Like many, I watched the opening ceremony of the London Olympics last Friday and, like a few, I was confused about the meaning of the show. Or to put it more accurately, I was wondered whether the spirit of the Olympic Games as a world athletic meeting promoting world peace and intercultural bonds was truly conveyed to a global audience. Was that a show for the world or a show for “Brits only?”
I thought it was the latter. If you have never lived in the United Kingdom for a long time – most people prefer to live in their own country – it would be impossible to decipher the social codes and meaning behind some of the scenes displayed during the ceremony. For example, what is the importance behind hundreds of beds being rushed onto the giant ceremonial stage carrying sick children and jolly jumpy nurses from the Great Ormond Street Hospital? I spent a great part of my life in England and personally experienced the benefits of the British National Health Service. But did my octogenarian aunt and her family, who obsessively watched the ceremony until the end, understand what the huge initials of “NHS” meant when they appeared center stage after the jolly nurses faded away? OK, there were internationally-known British symbols like Harry Potter present, but there was no Sherlock Holmes or Agatha Christie. There was the industrial revolution but there was no English sea faring.
And what about the famous British humor? Was Rowan Atkinson’s physical comedy funny enough to represent the best British characteristic, the ability and the open-mindedness to laugh at yourself and your most reverend institutions? I did not think that Black Adder’s boredom from tapping the same point on the keyboard and his preoccupation with his nose was a representation worthy of such a rich tradition.
But I can tell you one thing. I thought that what saved the tradition of British humor was the actual representative of the oldest British institution: the Queen. Her wonderfully delivered phrase, “Good evening Mr. Bond,” when welcoming the latest James Bond actor, Daniel Craig, into her luxurious private office was original and creative enough to remain in our minds as the most memorable part of this otherwise inward looking domestic show. The Brits can still be sure that they have managed to keep a valuable feature of their society, i.e. the one which appreciates humor as a means of everybody’s democratic right to the extent that even the monarch can join in as a willing participant in the procedure.
It was reported in the news that the Queen was eager to find out whether the public was “amused” by her show and that she was assured by the director of the ceremony that they really did like it.
I can’t think of many leaders who would ask whether their public was “amused” even if they had condescended to take part in such a gag.

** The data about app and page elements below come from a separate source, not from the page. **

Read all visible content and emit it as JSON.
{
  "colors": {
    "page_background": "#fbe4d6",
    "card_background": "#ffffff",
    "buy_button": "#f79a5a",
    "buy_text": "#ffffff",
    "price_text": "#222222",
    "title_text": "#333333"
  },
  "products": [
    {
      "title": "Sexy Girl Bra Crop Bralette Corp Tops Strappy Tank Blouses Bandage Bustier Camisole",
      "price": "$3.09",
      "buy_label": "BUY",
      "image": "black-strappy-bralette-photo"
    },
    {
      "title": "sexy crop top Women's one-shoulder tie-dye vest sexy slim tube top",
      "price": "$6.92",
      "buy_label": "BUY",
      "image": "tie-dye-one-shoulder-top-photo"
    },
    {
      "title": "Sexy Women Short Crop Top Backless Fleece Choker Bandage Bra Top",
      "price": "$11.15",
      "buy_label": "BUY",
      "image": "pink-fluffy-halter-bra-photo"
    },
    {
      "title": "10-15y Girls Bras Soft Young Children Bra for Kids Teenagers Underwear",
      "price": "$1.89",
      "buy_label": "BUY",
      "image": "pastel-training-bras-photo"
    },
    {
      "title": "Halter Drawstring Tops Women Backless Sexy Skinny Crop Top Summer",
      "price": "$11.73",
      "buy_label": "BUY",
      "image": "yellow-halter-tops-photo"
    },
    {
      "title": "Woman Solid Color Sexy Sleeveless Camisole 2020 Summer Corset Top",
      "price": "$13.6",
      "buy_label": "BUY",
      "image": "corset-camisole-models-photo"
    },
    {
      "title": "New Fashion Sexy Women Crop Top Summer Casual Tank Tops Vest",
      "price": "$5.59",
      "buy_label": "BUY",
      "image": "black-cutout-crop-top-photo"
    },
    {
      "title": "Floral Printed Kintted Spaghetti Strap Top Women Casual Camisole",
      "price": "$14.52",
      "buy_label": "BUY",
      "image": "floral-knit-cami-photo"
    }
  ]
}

In many societies the width of disrespect shown to the authority is a good measure for the degree of democracy.
So the show was bad, but the Queen saved it. The representative of the most anachronistic British institution showed once again that the balance between the authority and the citizen -in spite of it all - still holds.
So I say to you, “Good evening Mr. Bond,” a hundred times.